New York, NY—Several advances have been made in the diagnosis and treatment of chronic lymphocytic leukemia (CLL), according to Susan O’Brien, MD, Chief, Acute Leukemia Section at M.D. Anderson Cancer Center, Houston. Treatment selection can now be guided by fluorescence in situ hybridization (FISH) testing for genetic abnormalities, and 2 new treatments in early-stage development hold promise for patients with a poor prognostic cytogenetic profile.
FISH testing is used to identify 3 cytogenetic abnormalities of interest in CLL: 13q deletions—a predictor of good prognosis—and deletions of 11q and 17p, predictors of poor prognosis. The presence of these markers can guide treatment selection. The National Comprehensive Cancer Network (NCCN) guidelines are clear for CLL patients with 13q deletions but not with 11q and 17p deletions.
CLL with 11q deletions is associated with extensive lymphadenopathy, disease progression, and shorter median survival. Patients with CLL and these deletions, even if asymptomatic, will progress within 2 years. “Treatment [for 11q deletions] is needed, and the regimen should include an alkylating agent,” Dr O’Brien said.
Her preferred regimen is fludarabine (Fludara), cyclophosphamide (Cytoxan), and rituximab (Rituxan) (FCR), which was developed at M.D. Anderson. “FCR is the only regimen shown to improve survival in CLL,” Dr O’Brien said. A survival advantage for FCR over fludarabine and cyclophosphamide (FC), an older regimen, was demonstrated in the CLL8 trial: complete response rates were doubled with FCR versus FC, and 3-year survival was 87.2% with FCR versus 82.5% with FC. FCR is considered the standard of care for asymptomatic patients with CLL and 11q deletions, according to NCCN guidelines.
Reduced-dose FCR is also an option for elderly patients with good performance status; palliative care is recommended for elderly patients who are compromised.
The deletion of 17p predicts low response rates to treatment and poor prognosis in CLL. FCR is probably not going to be effective in this group of patients. “The NCCN guidelines list many choices for therapy, and whenever there are so many choices, it means that none of the therapies are particularly effective,” Dr O’Brien said.
Studies have failed to establish a good chemotherapy regimen for CLL characterized by 17p deletions. “Alemtuzumab [Campath] is not effective in patients with bulky disease, but it may be a good option for patients with nonbulky disease,” she said. Bendamustine (Treanda) plus rituximab is also not recommended for CLL with 17p deletions. The best choice for patients with 17p deletions is a clinical trial. Those who achieve a partial or complete remission with frontline therapy should be considered for allogeneic stem-cell transplant.
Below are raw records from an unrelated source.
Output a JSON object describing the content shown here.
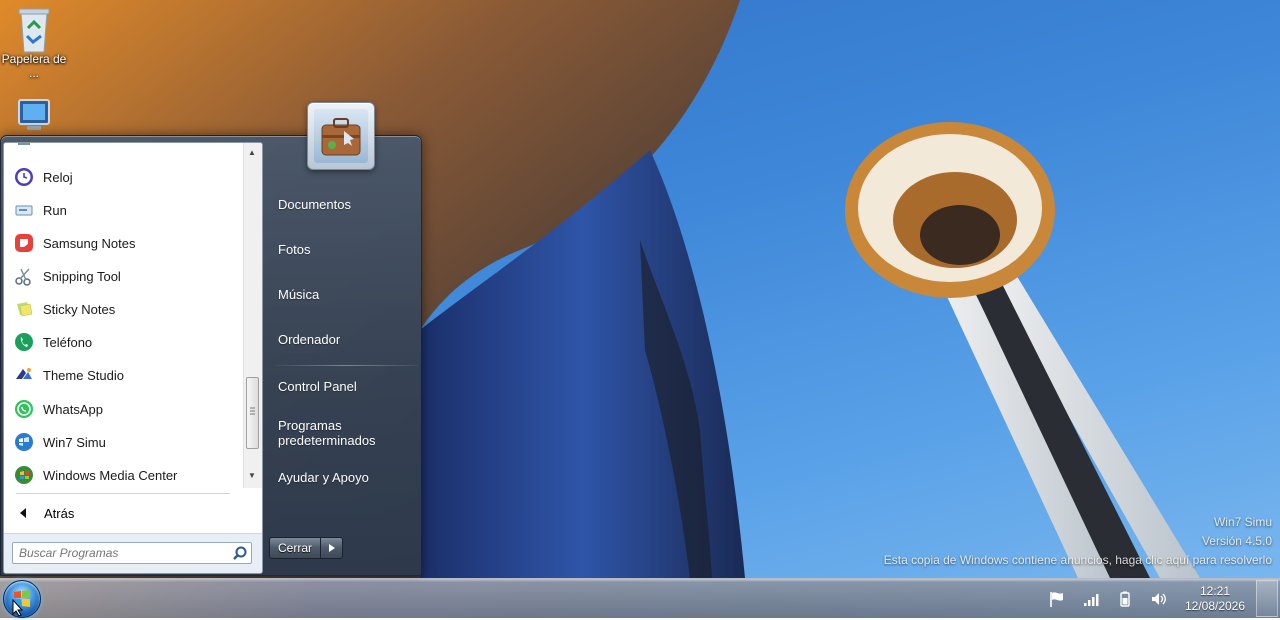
{
  "desktop": {
    "icons": [
      {
        "label": "Papelera de ...",
        "icon": "recycle-bin-icon"
      },
      {
        "label": "",
        "icon": "computer-icon"
      }
    ],
    "watermark": {
      "line1": "Win7 Simu",
      "line2": "Versión 4.5.0",
      "line3": "Esta copia de Windows contiene anuncios, haga clic aquí para resolverlo"
    }
  },
  "start_menu": {
    "programs": [
      {
        "label": "Reloj",
        "icon": "clock-icon"
      },
      {
        "label": "Run",
        "icon": "run-icon"
      },
      {
        "label": "Samsung Notes",
        "icon": "samsung-notes-icon"
      },
      {
        "label": "Snipping Tool",
        "icon": "scissors-icon"
      },
      {
        "label": "Sticky Notes",
        "icon": "sticky-notes-icon"
      },
      {
        "label": "Teléfono",
        "icon": "phone-icon"
      },
      {
        "label": "Theme Studio",
        "icon": "theme-studio-icon"
      },
      {
        "label": "WhatsApp",
        "icon": "whatsapp-icon"
      },
      {
        "label": "Win7 Simu",
        "icon": "win7-simu-icon"
      },
      {
        "label": "Windows Media Center",
        "icon": "media-center-icon"
      }
    ],
    "back_label": "Atrás",
    "search_placeholder": "Buscar Programas",
    "right_links": [
      {
        "label": "Documentos"
      },
      {
        "label": "Fotos"
      },
      {
        "label": "Música"
      },
      {
        "label": "Ordenador"
      },
      {
        "label": "Control Panel"
      },
      {
        "label": "Programas\npredeterminados"
      },
      {
        "label": "Ayudar y Apoyo"
      }
    ],
    "shutdown_label": "Cerrar"
  },
  "taskbar": {
    "clock_time": "12:21",
    "clock_date": "12/08/2026"
  },
  "colors": {
    "start_menu_bg": "#3e4e63",
    "orb_blue": "#1a5fb0",
    "sky": "#3d86d8"
  }
}
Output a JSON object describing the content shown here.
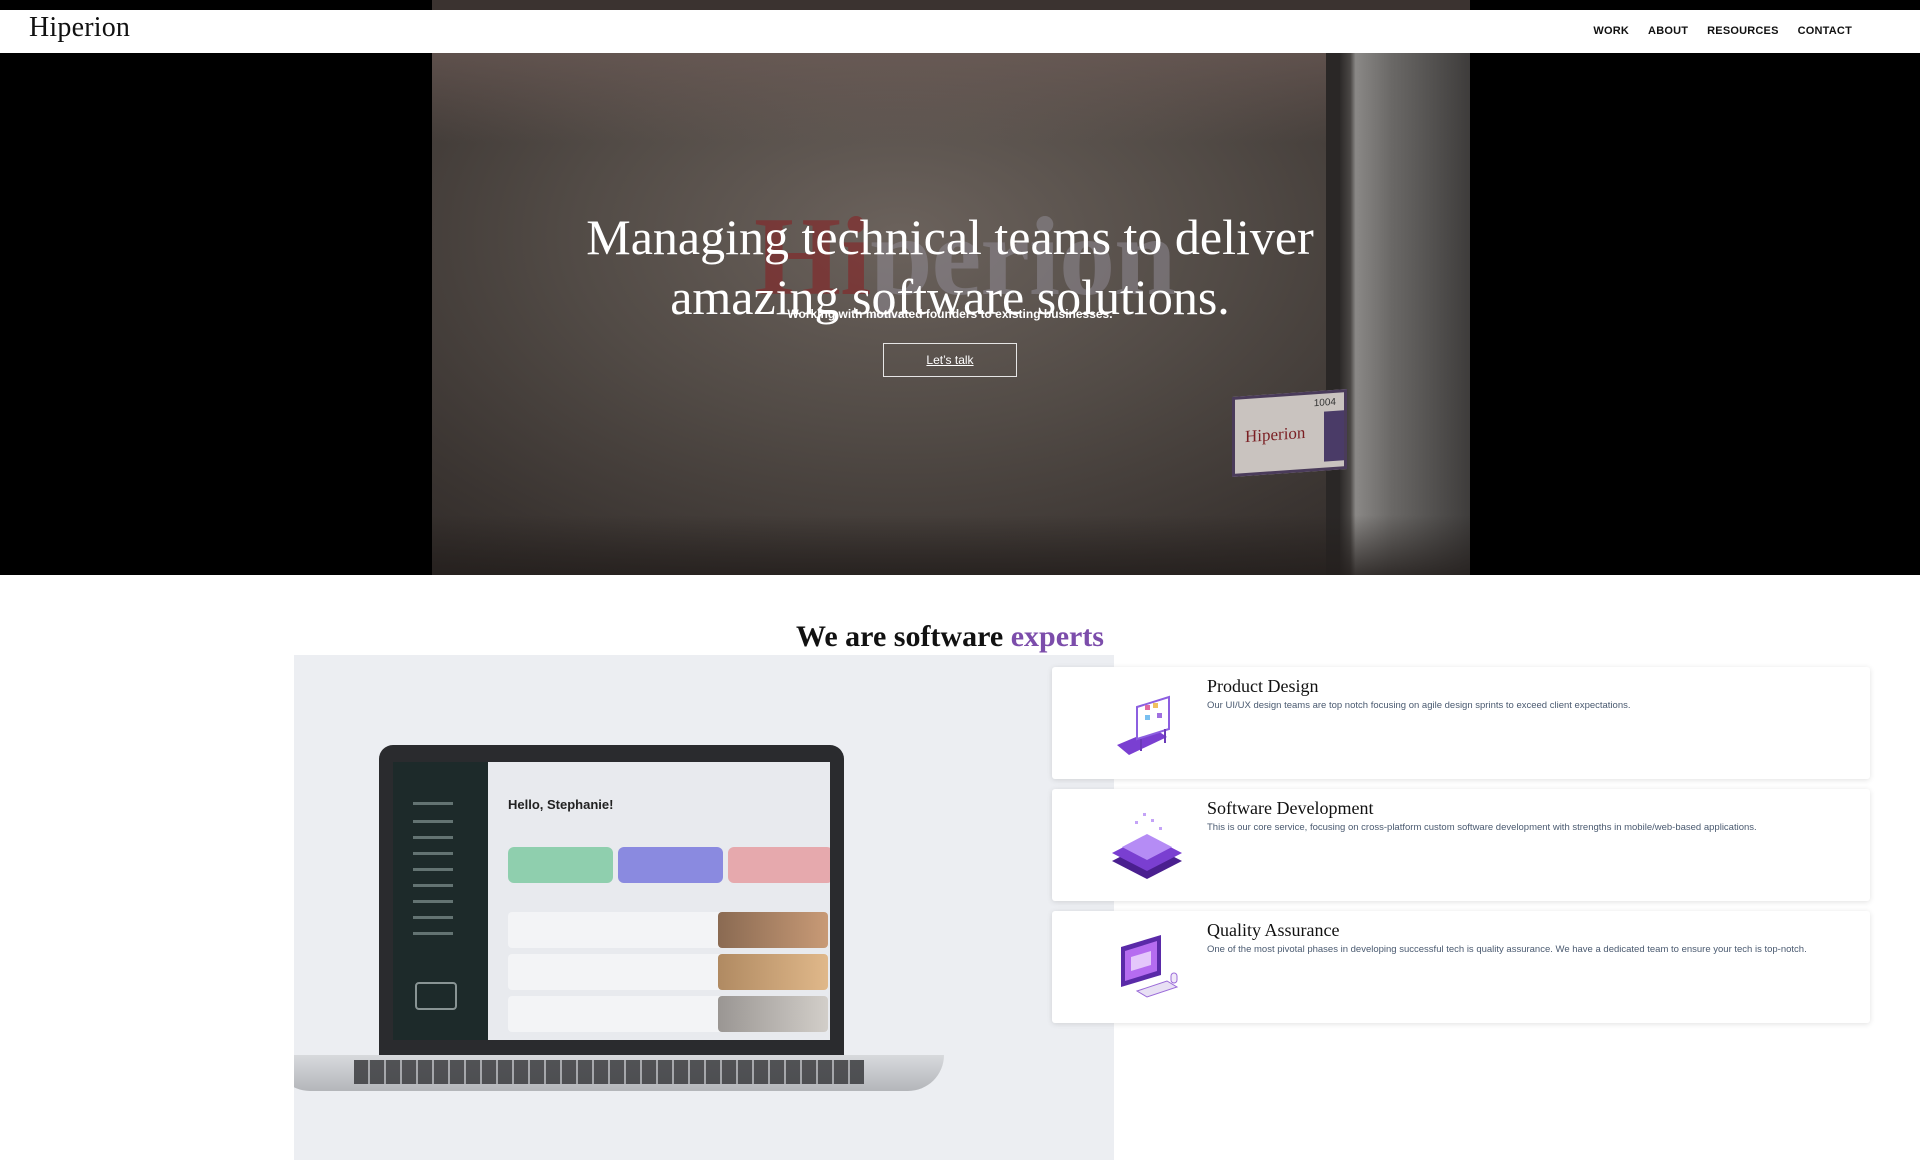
{
  "brand": {
    "logo": "Hiperion"
  },
  "nav": {
    "items": [
      "WORK",
      "ABOUT",
      "RESOURCES",
      "CONTACT"
    ]
  },
  "hero": {
    "title_line1": "Managing technical teams to deliver",
    "title_line2": "amazing software solutions.",
    "subtitle": "Working with motivated founders to existing businesses.",
    "cta": "Let’s talk",
    "wall_logo_hi": "Hi",
    "wall_logo_rest": "perion",
    "plaque_text": "Hiperion",
    "plaque_number": "1004"
  },
  "experts": {
    "heading_plain": "We are software",
    "heading_accent": "experts"
  },
  "laptop_screen": {
    "greeting": "Hello, Stephanie!"
  },
  "services": [
    {
      "title": "Product Design",
      "description": "Our UI/UX design teams are top notch focusing on agile design sprints to exceed client expectations.",
      "icon": "design-board-icon"
    },
    {
      "title": "Software Development",
      "description": "This is our core service, focusing on cross-platform custom software development with strengths in mobile/web-based applications.",
      "icon": "layered-platform-icon"
    },
    {
      "title": "Quality Assurance",
      "description": "One of the most pivotal phases in developing successful tech is quality assurance. We have a dedicated team to ensure your tech is top-notch.",
      "icon": "monitor-check-icon"
    }
  ],
  "colors": {
    "accent": "#7c4dab",
    "hero_bg": "#000000",
    "card_text": "#4a5a70"
  }
}
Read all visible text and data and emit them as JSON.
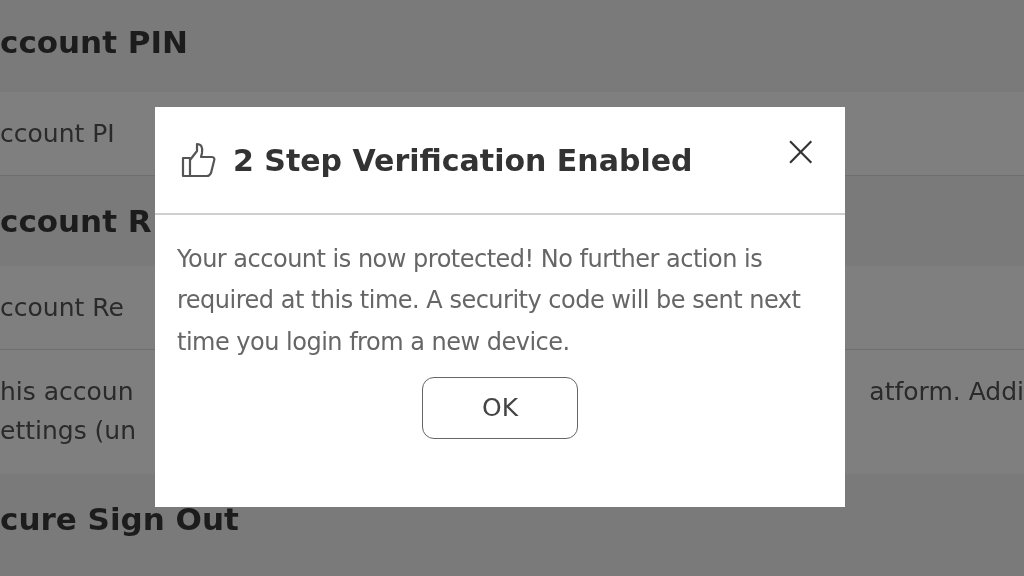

Dr O’Brien was enthusiastic about 2 new inhibitors of B-cell receptor signaling in early clinical trials that included patients with poor prognostic factors: PCI-32765 and CAL-101. “There is no question whether these 2 drugs will be approved. The question is when,” she said.
PCI-32765 is a small-molecule inhibitor of Bruton’s tyrosine kinase. Phase 1 trials showed promising results, especially in patients with a poor cytogenetic profile. The drug appears to be well tolerated and is associated with no cumulative toxicity. PCI-32765 is in phase 2 trials for CLL and non- Hodgkin lymphoma.
CAL-101, an orally available smallmolecule inhibitor of phosphoinositide- 3 kinase, achieved responses in the lymph nodes of CLL patients, including those with 17p deletions. The lymph nodes were reduced by 84% in volume, and hemoglobin and platelets were increased in studies of patients with refractory CLL.